JR Kyushu covers Japan's southernmost main island. It is wholly owned by a government rail agency, as are sister companies for the islands of Hokkaido and Shikoku, all of which have been burdened by money-losing local lines. But JR Kyushu has managed to fortify its earnings, in part by diversifying.
Craving greater management independence, it has been urging Tokyo to let go. One brokerage reckons the government will sell off a roughly 500 billion yen ($4.84 billion) chunk, a view echoed by many.
Proceeds from the sale should go toward completing planned stretches of the shinkansen bullet train network ahead of schedule, according to some government and ruling coalition members. This would require new legislation because such money is currently limited to certain uses, including pensions for employees of the old Japan National Railways.
Some ruling coalition lawmakers want bullet train lines extended as far north as Sapporo in fiscal 2030 and to Tsuruga on the Sea of Japan coast in fiscal 2022 -- five and three years ahead of schedule, respectively. Doing so would cost around 540 billion yen.

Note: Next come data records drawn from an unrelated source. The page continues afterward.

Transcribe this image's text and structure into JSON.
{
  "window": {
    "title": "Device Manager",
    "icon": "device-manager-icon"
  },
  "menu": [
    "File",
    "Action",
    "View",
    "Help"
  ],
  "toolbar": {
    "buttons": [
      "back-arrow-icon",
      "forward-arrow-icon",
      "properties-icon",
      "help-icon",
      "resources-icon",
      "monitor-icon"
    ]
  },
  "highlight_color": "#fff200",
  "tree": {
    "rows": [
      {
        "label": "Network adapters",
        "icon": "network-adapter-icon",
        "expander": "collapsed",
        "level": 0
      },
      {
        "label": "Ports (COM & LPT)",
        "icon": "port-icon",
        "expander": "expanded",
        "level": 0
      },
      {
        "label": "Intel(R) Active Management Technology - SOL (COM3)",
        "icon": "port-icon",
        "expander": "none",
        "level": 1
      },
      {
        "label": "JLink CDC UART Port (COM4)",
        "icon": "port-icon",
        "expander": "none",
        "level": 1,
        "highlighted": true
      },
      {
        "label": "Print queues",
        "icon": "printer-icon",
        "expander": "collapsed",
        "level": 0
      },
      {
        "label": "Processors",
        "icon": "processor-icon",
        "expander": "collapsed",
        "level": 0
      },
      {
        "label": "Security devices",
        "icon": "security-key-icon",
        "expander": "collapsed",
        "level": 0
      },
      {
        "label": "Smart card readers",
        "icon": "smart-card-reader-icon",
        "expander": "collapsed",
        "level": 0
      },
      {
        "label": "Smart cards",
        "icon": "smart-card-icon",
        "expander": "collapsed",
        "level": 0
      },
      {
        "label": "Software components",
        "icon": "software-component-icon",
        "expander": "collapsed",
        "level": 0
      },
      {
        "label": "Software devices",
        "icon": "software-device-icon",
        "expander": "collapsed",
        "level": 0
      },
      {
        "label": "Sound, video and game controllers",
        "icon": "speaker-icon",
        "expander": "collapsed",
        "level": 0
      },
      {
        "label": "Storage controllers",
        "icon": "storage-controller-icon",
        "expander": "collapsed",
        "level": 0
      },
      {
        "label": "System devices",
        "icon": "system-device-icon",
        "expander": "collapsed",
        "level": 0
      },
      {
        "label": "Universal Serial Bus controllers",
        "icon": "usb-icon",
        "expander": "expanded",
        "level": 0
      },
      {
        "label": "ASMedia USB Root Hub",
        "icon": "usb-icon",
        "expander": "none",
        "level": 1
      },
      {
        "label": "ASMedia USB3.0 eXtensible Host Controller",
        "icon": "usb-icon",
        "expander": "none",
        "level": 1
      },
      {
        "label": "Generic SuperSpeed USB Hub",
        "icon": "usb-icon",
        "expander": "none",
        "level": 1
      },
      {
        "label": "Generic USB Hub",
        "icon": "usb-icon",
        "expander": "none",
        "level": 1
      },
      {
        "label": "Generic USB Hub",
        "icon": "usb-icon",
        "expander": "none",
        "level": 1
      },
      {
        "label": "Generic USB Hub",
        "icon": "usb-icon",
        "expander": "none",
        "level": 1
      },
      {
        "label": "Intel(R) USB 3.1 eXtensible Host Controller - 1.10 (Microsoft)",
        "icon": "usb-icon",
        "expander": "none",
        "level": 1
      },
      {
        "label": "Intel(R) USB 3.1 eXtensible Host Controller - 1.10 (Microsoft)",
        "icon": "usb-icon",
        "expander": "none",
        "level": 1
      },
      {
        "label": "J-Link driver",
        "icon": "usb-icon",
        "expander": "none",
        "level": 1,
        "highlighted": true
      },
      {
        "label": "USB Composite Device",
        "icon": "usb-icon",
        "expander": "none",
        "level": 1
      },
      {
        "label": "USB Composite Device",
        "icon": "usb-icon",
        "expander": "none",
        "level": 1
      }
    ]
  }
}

But only about 200 billion yen of the proceeds from the JR Kyushu IPO would likely go toward expanding bullet train service. Transport officials are hoping for additional budget allocations but face a reluctant finance ministry. With some questioning the financial viability of the new shinkansen segments, plans for extending the network are likely to go through twists and turns.